The Man Who Knew Too Much (1934)
A little knowledge can be a deadly thing!
Everybody knows Hitchcock. If you haven't ever heard the name, then chances are you are probably super young or something - as most people I've run into have at least heard of at least one of his works - such as Psycho. The man had a way with twists, although it would certainly appear that some seem to have less twists than others - but beyond that he knew how to make a movie for the time. In this take, we have a little less supernatural or epidemics, and instead focus on a small group with a big problem. Will the movie end up feeling like it tries too much, or will you know this man knew what he's doing?
We start our tale up in Germany in some mountains, where a bit of sports are taking place. A skier on his last chance ends up crashing on the way down to avoid running over a girl who runs onto the slope after her dog - but he remains pretty lighthearted about it, and invites the father and his wife out to dinner. The father and daughter then go to join his wife for her trap shooting match. After some noise-making drama, the mother misses her shot and loses the match, but the family still remains in relatively high spirits. During dinner, the father ends up playing a prank on his wife's dance partner, but things quickly turn dark when her dance partner suddenly finds himself shot. As he's dying, he passes on a secret to her for her to do in his stead.
The father sends the daughter up to their room (because of all the commotion), and the wife ends up passing on the secret to him before having to talk to the local police (apparently). The father goes up to the room and investigates, finding a note in a brush, and before a man standing outside can press him for it, the manager and more local police take the father aside to go talk to head policeman instead of his requests of speaking directly to the British Consulate. It is during his wait there that the father is given a note explaining that if him or his wife say anything about the contents of the note to anyone, their daughter will be killed.
Back home, the family is very worried for their daughter. Afraid that police involvement will get their daughter killed, the father decides he needs to find her before the police catch on to things too much and causes disaster. Things play out a bit like a detective flick at this point, with the father and an uncle chasing down clues, slowly leading them to his daughter's location. When he unknowingly stumbles into the den of his daughters captors, he manages to buy time for the uncles escape to warn his wife. Will the wife risk the life of her daughter to save a political figure from a place they have never heard off? Will the father and daughter be rescued?

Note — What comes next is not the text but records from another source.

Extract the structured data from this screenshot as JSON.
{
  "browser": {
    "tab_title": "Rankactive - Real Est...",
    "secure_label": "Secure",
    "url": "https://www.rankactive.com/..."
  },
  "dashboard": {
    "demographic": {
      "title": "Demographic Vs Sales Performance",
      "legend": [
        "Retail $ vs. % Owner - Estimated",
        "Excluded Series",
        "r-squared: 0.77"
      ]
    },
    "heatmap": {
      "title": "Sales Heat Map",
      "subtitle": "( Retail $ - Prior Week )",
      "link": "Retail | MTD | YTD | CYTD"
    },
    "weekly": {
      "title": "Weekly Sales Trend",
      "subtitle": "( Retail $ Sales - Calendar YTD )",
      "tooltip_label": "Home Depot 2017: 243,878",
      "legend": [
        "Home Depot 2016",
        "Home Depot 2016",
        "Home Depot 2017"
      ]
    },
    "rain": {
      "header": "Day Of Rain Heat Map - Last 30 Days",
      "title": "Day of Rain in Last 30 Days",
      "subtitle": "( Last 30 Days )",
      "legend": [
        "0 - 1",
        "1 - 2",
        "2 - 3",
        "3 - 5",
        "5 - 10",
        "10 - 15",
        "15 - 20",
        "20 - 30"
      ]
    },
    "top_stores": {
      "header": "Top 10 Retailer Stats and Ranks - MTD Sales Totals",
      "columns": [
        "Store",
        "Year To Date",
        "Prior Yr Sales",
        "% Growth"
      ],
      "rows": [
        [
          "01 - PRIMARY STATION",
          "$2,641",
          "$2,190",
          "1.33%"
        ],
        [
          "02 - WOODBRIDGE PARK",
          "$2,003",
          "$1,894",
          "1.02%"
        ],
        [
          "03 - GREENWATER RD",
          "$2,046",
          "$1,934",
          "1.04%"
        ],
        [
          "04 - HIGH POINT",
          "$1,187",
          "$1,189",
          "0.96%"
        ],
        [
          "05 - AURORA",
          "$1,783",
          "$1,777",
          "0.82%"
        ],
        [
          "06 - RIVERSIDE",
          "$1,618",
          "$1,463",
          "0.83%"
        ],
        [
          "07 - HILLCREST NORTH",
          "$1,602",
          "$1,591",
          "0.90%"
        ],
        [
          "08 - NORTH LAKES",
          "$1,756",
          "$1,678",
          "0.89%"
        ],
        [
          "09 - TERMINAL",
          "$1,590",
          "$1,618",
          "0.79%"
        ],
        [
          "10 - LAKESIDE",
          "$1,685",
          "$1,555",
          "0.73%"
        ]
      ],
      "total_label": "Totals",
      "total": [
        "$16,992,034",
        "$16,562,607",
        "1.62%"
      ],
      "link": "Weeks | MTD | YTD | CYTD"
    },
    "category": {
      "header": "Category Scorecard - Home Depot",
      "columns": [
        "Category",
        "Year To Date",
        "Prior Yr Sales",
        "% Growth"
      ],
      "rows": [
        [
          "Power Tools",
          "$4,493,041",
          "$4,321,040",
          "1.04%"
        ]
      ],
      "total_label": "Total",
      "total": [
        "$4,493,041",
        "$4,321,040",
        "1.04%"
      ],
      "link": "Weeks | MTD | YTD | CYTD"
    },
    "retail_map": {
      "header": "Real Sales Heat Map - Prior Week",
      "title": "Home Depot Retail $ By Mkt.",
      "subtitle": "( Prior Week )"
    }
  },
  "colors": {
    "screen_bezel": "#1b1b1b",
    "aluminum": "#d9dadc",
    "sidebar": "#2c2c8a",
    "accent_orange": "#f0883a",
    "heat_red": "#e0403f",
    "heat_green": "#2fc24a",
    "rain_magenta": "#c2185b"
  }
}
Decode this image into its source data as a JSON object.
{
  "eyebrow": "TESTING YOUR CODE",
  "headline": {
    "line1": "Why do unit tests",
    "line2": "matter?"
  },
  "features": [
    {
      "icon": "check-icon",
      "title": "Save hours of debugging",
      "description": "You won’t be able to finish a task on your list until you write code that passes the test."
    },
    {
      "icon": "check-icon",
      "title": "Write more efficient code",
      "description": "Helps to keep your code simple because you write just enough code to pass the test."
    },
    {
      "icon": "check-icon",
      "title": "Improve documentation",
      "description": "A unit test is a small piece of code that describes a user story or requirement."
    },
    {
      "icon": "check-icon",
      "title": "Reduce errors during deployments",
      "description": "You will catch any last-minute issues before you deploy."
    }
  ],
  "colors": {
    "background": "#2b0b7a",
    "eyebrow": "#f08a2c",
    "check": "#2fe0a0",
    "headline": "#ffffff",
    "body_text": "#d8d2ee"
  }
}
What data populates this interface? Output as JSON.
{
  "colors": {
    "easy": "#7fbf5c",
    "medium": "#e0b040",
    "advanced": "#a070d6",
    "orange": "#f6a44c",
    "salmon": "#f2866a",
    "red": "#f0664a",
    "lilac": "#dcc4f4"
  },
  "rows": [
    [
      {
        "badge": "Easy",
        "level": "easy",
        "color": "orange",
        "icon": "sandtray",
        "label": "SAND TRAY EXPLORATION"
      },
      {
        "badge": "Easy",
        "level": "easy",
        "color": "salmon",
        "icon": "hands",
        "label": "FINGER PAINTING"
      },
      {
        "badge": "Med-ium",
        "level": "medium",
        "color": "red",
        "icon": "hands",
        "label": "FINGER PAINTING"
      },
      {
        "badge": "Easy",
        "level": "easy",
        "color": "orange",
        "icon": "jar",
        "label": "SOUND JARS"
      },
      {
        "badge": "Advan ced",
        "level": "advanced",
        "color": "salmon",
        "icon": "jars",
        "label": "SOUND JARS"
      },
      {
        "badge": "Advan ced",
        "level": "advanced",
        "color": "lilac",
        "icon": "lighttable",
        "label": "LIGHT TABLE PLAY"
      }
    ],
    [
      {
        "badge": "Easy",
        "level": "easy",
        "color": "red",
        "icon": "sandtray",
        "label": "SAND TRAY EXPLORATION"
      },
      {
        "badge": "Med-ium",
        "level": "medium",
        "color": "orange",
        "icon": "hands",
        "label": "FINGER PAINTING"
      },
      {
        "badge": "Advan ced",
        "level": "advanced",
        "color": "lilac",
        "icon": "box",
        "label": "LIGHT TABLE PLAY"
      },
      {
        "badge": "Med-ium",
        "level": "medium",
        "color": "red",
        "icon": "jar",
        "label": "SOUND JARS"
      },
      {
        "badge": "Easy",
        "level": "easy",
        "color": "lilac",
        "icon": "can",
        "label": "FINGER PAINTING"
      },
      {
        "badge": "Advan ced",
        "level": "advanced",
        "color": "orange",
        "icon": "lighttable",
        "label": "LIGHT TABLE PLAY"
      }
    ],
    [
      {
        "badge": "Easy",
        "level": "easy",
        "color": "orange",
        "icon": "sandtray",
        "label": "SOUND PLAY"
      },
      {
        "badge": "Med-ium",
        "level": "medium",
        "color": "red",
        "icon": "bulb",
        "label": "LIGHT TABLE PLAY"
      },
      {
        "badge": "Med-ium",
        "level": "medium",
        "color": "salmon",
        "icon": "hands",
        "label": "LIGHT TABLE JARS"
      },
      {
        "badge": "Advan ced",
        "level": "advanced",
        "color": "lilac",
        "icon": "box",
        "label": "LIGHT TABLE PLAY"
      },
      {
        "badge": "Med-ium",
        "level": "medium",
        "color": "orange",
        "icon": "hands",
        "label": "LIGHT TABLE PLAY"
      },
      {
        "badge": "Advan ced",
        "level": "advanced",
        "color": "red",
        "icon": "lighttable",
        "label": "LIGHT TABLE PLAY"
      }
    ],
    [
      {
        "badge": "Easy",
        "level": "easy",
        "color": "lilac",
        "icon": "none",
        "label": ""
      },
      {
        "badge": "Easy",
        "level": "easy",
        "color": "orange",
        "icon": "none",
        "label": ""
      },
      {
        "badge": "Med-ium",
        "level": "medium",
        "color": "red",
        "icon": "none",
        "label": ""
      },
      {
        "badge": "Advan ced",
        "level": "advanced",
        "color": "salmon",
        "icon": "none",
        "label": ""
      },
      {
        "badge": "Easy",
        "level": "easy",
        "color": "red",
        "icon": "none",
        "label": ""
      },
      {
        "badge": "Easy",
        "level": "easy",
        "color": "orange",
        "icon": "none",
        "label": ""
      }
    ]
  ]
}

So let's get this out of the way first - this movie is from 1936. It's old. I won't argue against that, because it would be silly for me to do so. The audio cracks, some of the sound effects sound like they were recorded directly on top of the microphone, some of the dialogue is hard to hear, and the musical score is pretty classical (as in the genre) when it does pop up. Lines are delivered in a very stage-like performance, as a lot of older movies do. By todays standards, this can probably be a horrible experience for some (what with the release of all these remastered and high-tech modern releases) who have been spoiled by modern advances.

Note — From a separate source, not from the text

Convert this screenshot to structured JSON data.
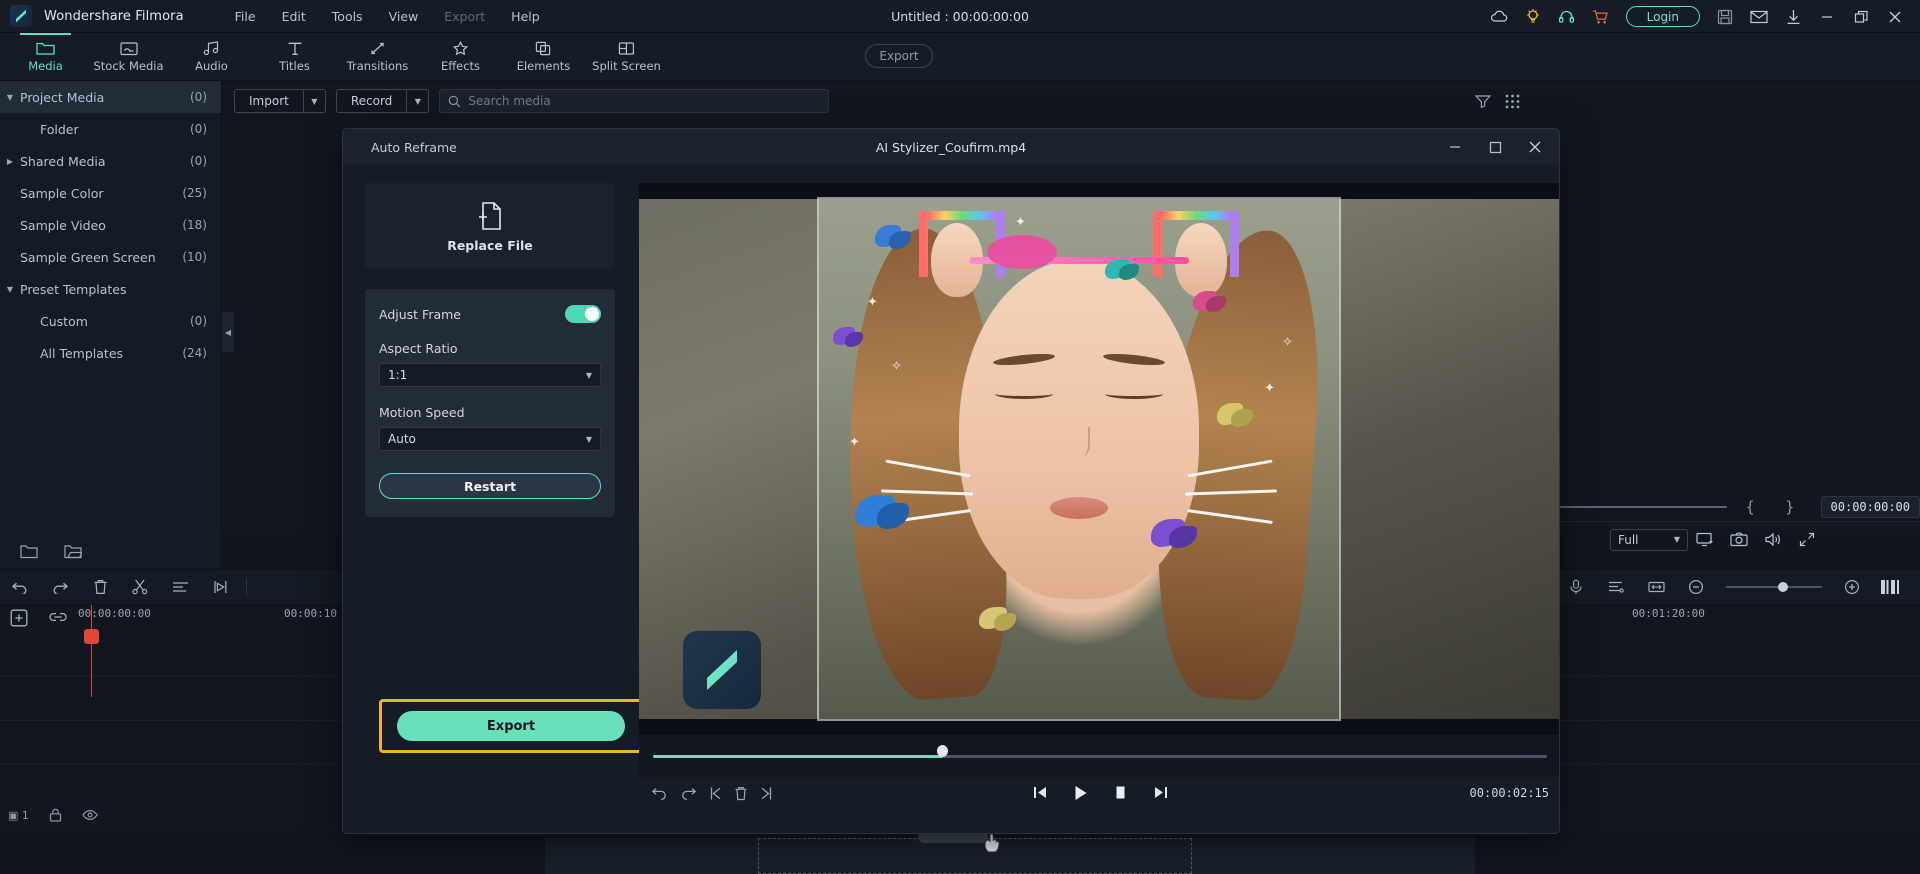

Likewise, it's very much black and white. A "remake" version (done by Hitchcock himself again) happened again later and was in color, but from what I've gathered of it is also markedly different in the families rolls and how the ending plays out. That said, the copy I watched was this '34 version, and even the costumes reflect a bit of that old trench-coat detective and fur-collar concert dress that one thinks of from 'back in the day'. The actors are pretty decently animated when it comes to facial expressions, and everyone smokes if they got them - it's markedly old in appearance. It should be noted though, that even with it being rather dated, the actors still do a very good job of acting, and most of the reactions characters have are rather believable.
For a Hitchcock movie, I admittedly expected a much larger twist than what appears in this movie. There was never really that "whaaaaaat?" moment that I've experienced elsewhere. Despite the lack of a super heavy twist, it manages to pull an incredible amount of suspense and tension in any of the key scenes where it's needed - such as the concert scene, where you can practically feel the pain involved with her choice of one life over another. The movie also carries with it plenty enough foreshadowing to future events that you never really expect to be something important or relevant until it actually comes up later on. It's very well shot and put together, even for a movie of it's age.
This certainly might not be as dramatic and well handled as Psycho, but admittedly the complete lack of supernatural in this movie only helps it's suspense and mystery. It's worth a watch if you ask me and are into older movies (as in, you aren't losing enjoyment from dated presentations), but people wanting that modern polish are probably going to have a bit of a bad time. The story is solid, and the thoughtful thinkers may find plenty of things to mull over and digest, and the actors do a pretty decent job. It may not be the best Hitchcock, but it's still a pretty good one if you ask me.